What to Expect

Washington’s Community Living Connections staff are available to help you explore your options to meet your current needs or create a plan for the future.

More Options
  • Caregiver Stress:

    Caregivers of persons with dementia and Alzheimer's frequently report experiencing high levels of stress. It can be overwhelming to take care of a loved one with Alzheimer's or other dementia, but too much stress can be harmful to both of you. Read on to learn symptoms and ways to avoid burnout.s

How do I Help?

  • What is a Long-Term Care Ombudsman Program?

    The Washington State Long-Term Care Ombudsman advocates for residents of nursing homes, adult family homes, and assisted living facilities. Its purpose is to protect and promote the Resident Rights guaranteed these residents under Federal and State law and regulations. Learn more...

Care Options

  • In-home Care

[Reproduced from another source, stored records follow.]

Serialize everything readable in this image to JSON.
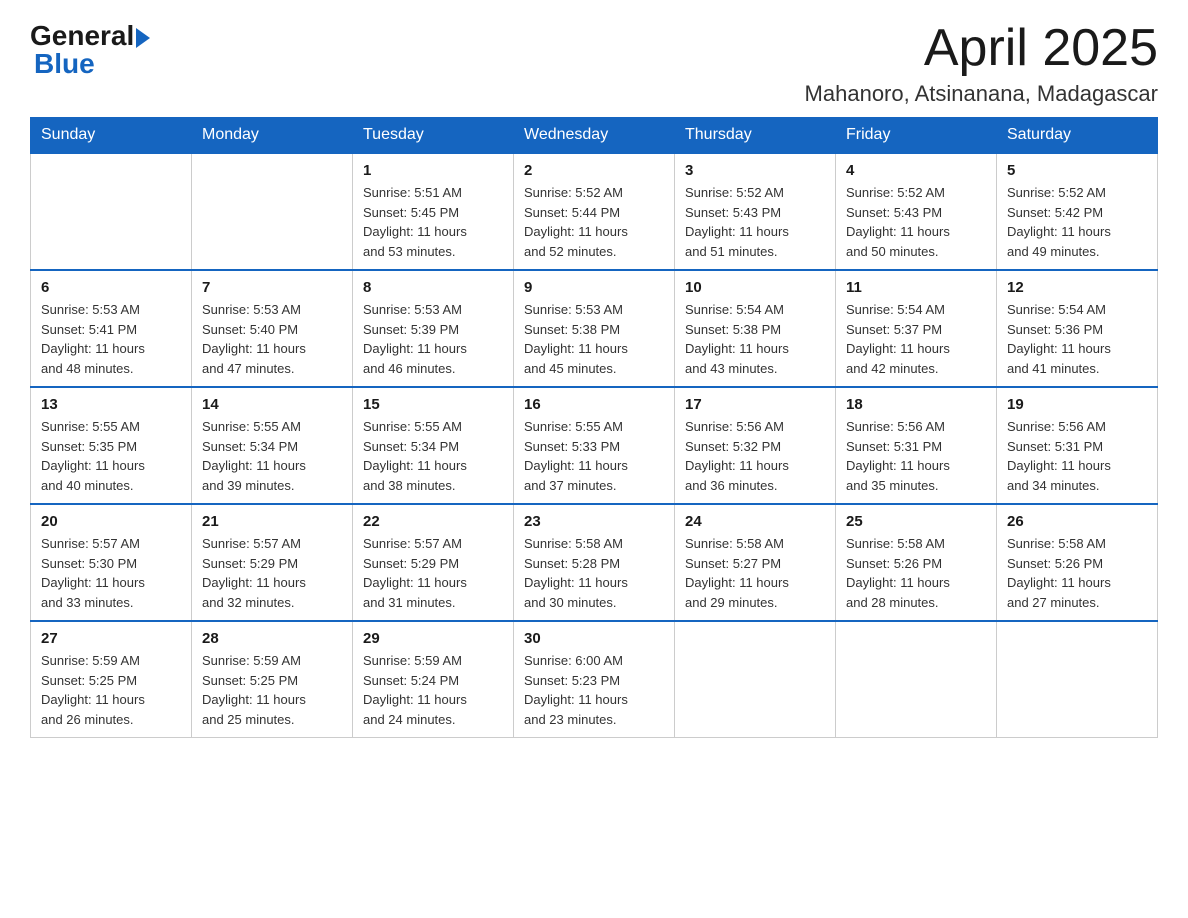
{
  "logo": {
    "general": "General",
    "blue": "Blue"
  },
  "title": "April 2025",
  "location": "Mahanoro, Atsinanana, Madagascar",
  "days_of_week": [
    "Sunday",
    "Monday",
    "Tuesday",
    "Wednesday",
    "Thursday",
    "Friday",
    "Saturday"
  ],
  "weeks": [
    [
      {
        "day": "",
        "info": ""
      },
      {
        "day": "",
        "info": ""
      },
      {
        "day": "1",
        "info": "Sunrise: 5:51 AM\nSunset: 5:45 PM\nDaylight: 11 hours\nand 53 minutes."
      },
      {
        "day": "2",
        "info": "Sunrise: 5:52 AM\nSunset: 5:44 PM\nDaylight: 11 hours\nand 52 minutes."
      },
      {
        "day": "3",
        "info": "Sunrise: 5:52 AM\nSunset: 5:43 PM\nDaylight: 11 hours\nand 51 minutes."
      },
      {
        "day": "4",
        "info": "Sunrise: 5:52 AM\nSunset: 5:43 PM\nDaylight: 11 hours\nand 50 minutes."
      },
      {
        "day": "5",
        "info": "Sunrise: 5:52 AM\nSunset: 5:42 PM\nDaylight: 11 hours\nand 49 minutes."
      }
    ],
    [
      {
        "day": "6",
        "info": "Sunrise: 5:53 AM\nSunset: 5:41 PM\nDaylight: 11 hours\nand 48 minutes."
      },
      {
        "day": "7",
        "info": "Sunrise: 5:53 AM\nSunset: 5:40 PM\nDaylight: 11 hours\nand 47 minutes."
      },
      {
        "day": "8",
        "info": "Sunrise: 5:53 AM\nSunset: 5:39 PM\nDaylight: 11 hours\nand 46 minutes."
      },
      {
        "day": "9",
        "info": "Sunrise: 5:53 AM\nSunset: 5:38 PM\nDaylight: 11 hours\nand 45 minutes."
      },
      {
        "day": "10",
        "info": "Sunrise: 5:54 AM\nSunset: 5:38 PM\nDaylight: 11 hours\nand 43 minutes."
      },
      {
        "day": "11",
        "info": "Sunrise: 5:54 AM\nSunset: 5:37 PM\nDaylight: 11 hours\nand 42 minutes."
      },
      {
        "day": "12",
        "info": "Sunrise: 5:54 AM\nSunset: 5:36 PM\nDaylight: 11 hours\nand 41 minutes."
      }
    ],
    [
      {
        "day": "13",
        "info": "Sunrise: 5:55 AM\nSunset: 5:35 PM\nDaylight: 11 hours\nand 40 minutes."
      },
      {
        "day": "14",
        "info": "Sunrise: 5:55 AM\nSunset: 5:34 PM\nDaylight: 11 hours\nand 39 minutes."
      },
      {
        "day": "15",
        "info": "Sunrise: 5:55 AM\nSunset: 5:34 PM\nDaylight: 11 hours\nand 38 minutes."
      },
      {
        "day": "16",
        "info": "Sunrise: 5:55 AM\nSunset: 5:33 PM\nDaylight: 11 hours\nand 37 minutes."
      },
      {
        "day": "17",
        "info": "Sunrise: 5:56 AM\nSunset: 5:32 PM\nDaylight: 11 hours\nand 36 minutes."
      },
      {
        "day": "18",
        "info": "Sunrise: 5:56 AM\nSunset: 5:31 PM\nDaylight: 11 hours\nand 35 minutes."
      },
      {
        "day": "19",
        "info": "Sunrise: 5:56 AM\nSunset: 5:31 PM\nDaylight: 11 hours\nand 34 minutes."
      }
    ],
    [
      {
        "day": "20",
        "info": "Sunrise: 5:57 AM\nSunset: 5:30 PM\nDaylight: 11 hours\nand 33 minutes."
      },
      {
        "day": "21",
        "info": "Sunrise: 5:57 AM\nSunset: 5:29 PM\nDaylight: 11 hours\nand 32 minutes."
      },
      {
        "day": "22",
        "info": "Sunrise: 5:57 AM\nSunset: 5:29 PM\nDaylight: 11 hours\nand 31 minutes."
      },
      {
        "day": "23",
        "info": "Sunrise: 5:58 AM\nSunset: 5:28 PM\nDaylight: 11 hours\nand 30 minutes."
      },
      {
        "day": "24",
        "info": "Sunrise: 5:58 AM\nSunset: 5:27 PM\nDaylight: 11 hours\nand 29 minutes."
      },
      {
        "day": "25",
        "info": "Sunrise: 5:58 AM\nSunset: 5:26 PM\nDaylight: 11 hours\nand 28 minutes."
      },
      {
        "day": "26",
        "info": "Sunrise: 5:58 AM\nSunset: 5:26 PM\nDaylight: 11 hours\nand 27 minutes."
      }
    ],
    [
      {
        "day": "27",
        "info": "Sunrise: 5:59 AM\nSunset: 5:25 PM\nDaylight: 11 hours\nand 26 minutes."
      },
      {
        "day": "28",
        "info": "Sunrise: 5:59 AM\nSunset: 5:25 PM\nDaylight: 11 hours\nand 25 minutes."
      },
      {
        "day": "29",
        "info": "Sunrise: 5:59 AM\nSunset: 5:24 PM\nDaylight: 11 hours\nand 24 minutes."
      },
      {
        "day": "30",
        "info": "Sunrise: 6:00 AM\nSunset: 5:23 PM\nDaylight: 11 hours\nand 23 minutes."
      },
      {
        "day": "",
        "info": ""
      },
      {
        "day": "",
        "info": ""
      },
      {
        "day": "",
        "info": ""
      }
    ]
  ]
}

    In-home care includes a wide range of services to help a person with Alzheimer's or another dementia stay at home. It also can help caregivers.

    In-home Care Resources:
  • Adult Day Services

    Adult day centers and Adult Day Health offer social and safe activities for people with Alzheimer's and other dementias.

  • Residential Care Settings

    Does the person with Alzheimer's or another dementia prefer a communal-living environment? Or does the person need more care than he or she can get at home? If so, a residential care setting may be the best option. Different types provide different levels of care.

Connect with Your Local LTC Ombudsman
Call Toll-Free 1-855-567-0252